### Source material

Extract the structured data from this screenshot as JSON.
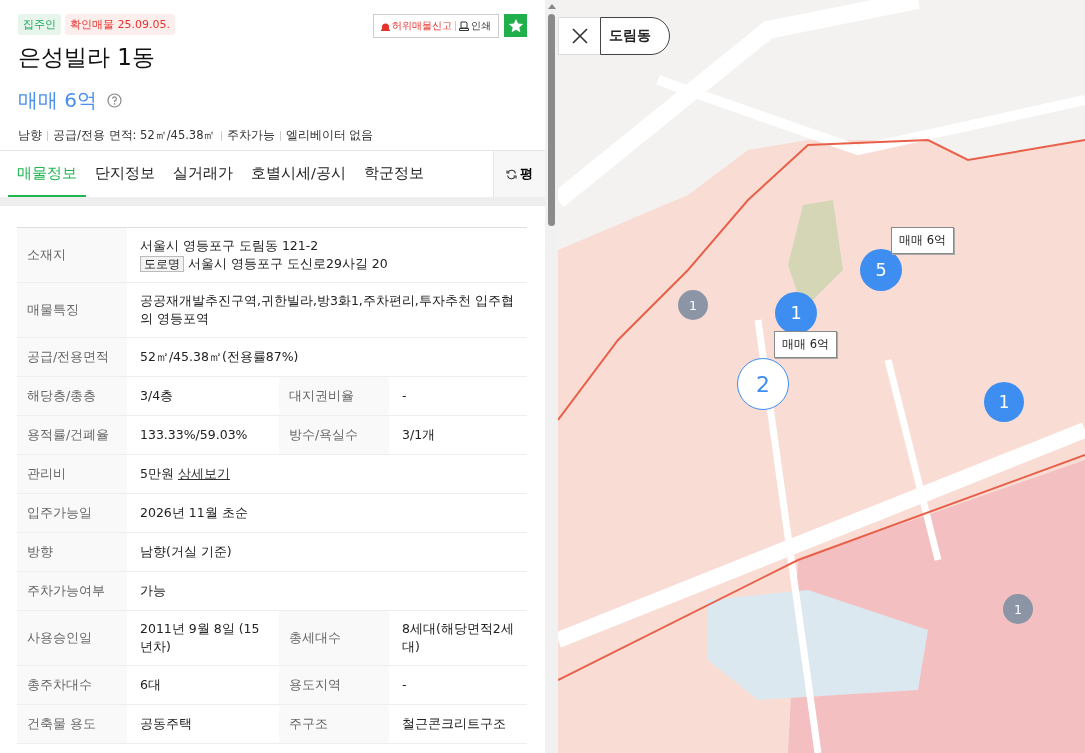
{
  "listing": {
    "tags": [
      {
        "text": "집주인",
        "kind": "owner"
      },
      {
        "text": "확인매물 25.09.05.",
        "kind": "verified"
      }
    ],
    "report_button": "허위매물신고",
    "print_button": "인쇄",
    "favorite": true,
    "title": "은성빌라 1동",
    "price": "매매 6억",
    "summary": [
      "남향",
      "공급/전용 면적: 52㎡/45.38㎡",
      "주차가능",
      "엘리베이터 없음"
    ]
  },
  "tabs": [
    {
      "label": "매물정보",
      "selected": true
    },
    {
      "label": "단지정보",
      "selected": false
    },
    {
      "label": "실거래가",
      "selected": false
    },
    {
      "label": "호별시세/공시",
      "selected": false
    },
    {
      "label": "학군정보",
      "selected": false
    }
  ],
  "unit_button": "평",
  "table": {
    "rows": [
      {
        "cells": [
          {
            "label": "소재지",
            "value": "서울시 영등포구 도림동 121-2",
            "road_badge": "도로명",
            "road_address": "서울시 영등포구 도신로29사길 20"
          }
        ]
      },
      {
        "cells": [
          {
            "label": "매물특징",
            "value": "공공재개발추진구역,귀한빌라,방3화1,주차편리,투자추천 입주협의 영등포역"
          }
        ]
      },
      {
        "cells": [
          {
            "label": "공급/전용면적",
            "value": "52㎡/45.38㎡(전용률87%)"
          }
        ]
      },
      {
        "cells": [
          {
            "label": "해당층/총층",
            "value": "3/4층"
          },
          {
            "label": "대지권비율",
            "value": "-"
          }
        ]
      },
      {
        "cells": [
          {
            "label": "용적률/건폐율",
            "value": "133.33%/59.03%"
          },
          {
            "label": "방수/욕실수",
            "value": "3/1개"
          }
        ]
      },
      {
        "cells": [
          {
            "label": "관리비",
            "value": "5만원",
            "link": "상세보기"
          }
        ]
      },
      {
        "cells": [
          {
            "label": "입주가능일",
            "value": "2026년 11월 초순"
          }
        ]
      },
      {
        "cells": [
          {
            "label": "방향",
            "value": "남향(거실 기준)"
          }
        ]
      },
      {
        "cells": [
          {
            "label": "주차가능여부",
            "value": "가능"
          }
        ]
      },
      {
        "cells": [
          {
            "label": "사용승인일",
            "value": "2011년 9월 8일 (15년차)"
          },
          {
            "label": "총세대수",
            "value": "8세대(해당면적2세대)"
          }
        ]
      },
      {
        "cells": [
          {
            "label": "총주차대수",
            "value": "6대"
          },
          {
            "label": "용도지역",
            "value": "-"
          }
        ]
      },
      {
        "cells": [
          {
            "label": "건축물 용도",
            "value": "공동주택"
          },
          {
            "label": "주구조",
            "value": "철근콘크리트구조"
          }
        ]
      }
    ]
  },
  "map": {
    "kind": "picture",
    "search_chip": "도림동",
    "clusters": [
      {
        "count": "1",
        "kind": "grey"
      },
      {
        "count": "1",
        "kind": "blue"
      },
      {
        "count": "5",
        "kind": "blue"
      },
      {
        "count": "2",
        "kind": "outline"
      },
      {
        "count": "1",
        "kind": "blue"
      },
      {
        "count": "1",
        "kind": "grey"
      }
    ],
    "price_tags": [
      "매매 6억",
      "매매 6억"
    ]
  }
}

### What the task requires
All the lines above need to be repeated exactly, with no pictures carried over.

### Solved exercise
Extract the structured data from this screenshot as JSON.
{
  "listing": {
    "tags": [
      {
        "text": "집주인",
        "kind": "owner"
      },
      {
        "text": "확인매물 25.09.05.",
        "kind": "verified"
      }
    ],
    "report_button": "허위매물신고",
    "print_button": "인쇄",
    "favorite": true,
    "title": "은성빌라 1동",
    "price": "매매 6억",
    "summary": [
      "남향",
      "공급/전용 면적: 52㎡/45.38㎡",
      "주차가능",
      "엘리베이터 없음"
    ]
  },
  "tabs": [
    {
      "label": "매물정보",
      "selected": true
    },
    {
      "label": "단지정보",
      "selected": false
    },
    {
      "label": "실거래가",
      "selected": false
    },
    {
      "label": "호별시세/공시",
      "selected": false
    },
    {
      "label": "학군정보",
      "selected": false
    }
  ],
  "unit_button": "평",
  "table": {
    "rows": [
      {
        "cells": [
          {
            "label": "소재지",
            "value": "서울시 영등포구 도림동 121-2",
            "road_badge": "도로명",
            "road_address": "서울시 영등포구 도신로29사길 20"
          }
        ]
      },
      {
        "cells": [
          {
            "label": "매물특징",
            "value": "공공재개발추진구역,귀한빌라,방3화1,주차편리,투자추천 입주협의 영등포역"
          }
        ]
      },
      {
        "cells": [
          {
            "label": "공급/전용면적",
            "value": "52㎡/45.38㎡(전용률87%)"
          }
        ]
      },
      {
        "cells": [
          {
            "label": "해당층/총층",
            "value": "3/4층"
          },
          {
            "label": "대지권비율",
            "value": "-"
          }
        ]
      },
      {
        "cells": [
          {
            "label": "용적률/건폐율",
            "value": "133.33%/59.03%"
          },
          {
            "label": "방수/욕실수",
            "value": "3/1개"
          }
        ]
      },
      {
        "cells": [
          {
            "label": "관리비",
            "value": "5만원",
            "link": "상세보기"
          }
        ]
      },
      {
        "cells": [
          {
            "label": "입주가능일",
            "value": "2026년 11월 초순"
          }
        ]
      },
      {
        "cells": [
          {
            "label": "방향",
            "value": "남향(거실 기준)"
          }
        ]
      },
      {
        "cells": [
          {
            "label": "주차가능여부",
            "value": "가능"
          }
        ]
      },
      {
        "cells": [
          {
            "label": "사용승인일",
            "value": "2011년 9월 8일 (15년차)"
          },
          {
            "label": "총세대수",
            "value": "8세대(해당면적2세대)"
          }
        ]
      },
      {
        "cells": [
          {
            "label": "총주차대수",
            "value": "6대"
          },
          {
            "label": "용도지역",
            "value": "-"
          }
        ]
      },
      {
        "cells": [
          {
            "label": "건축물 용도",
            "value": "공동주택"
          },
          {
            "label": "주구조",
            "value": "철근콘크리트구조"
          }
        ]
      }
    ]
  },
  "map": {
    "kind": "picture",
    "search_chip": "도림동",
    "clusters": [
      {
        "count": "1",
        "kind": "grey"
      },
      {
        "count": "1",
        "kind": "blue"
      },
      {
        "count": "5",
        "kind": "blue"
      },
      {
        "count": "2",
        "kind": "outline"
      },
      {
        "count": "1",
        "kind": "blue"
      },
      {
        "count": "1",
        "kind": "grey"
      }
    ],
    "price_tags": [
      "매매 6억",
      "매매 6억"
    ]
  }
}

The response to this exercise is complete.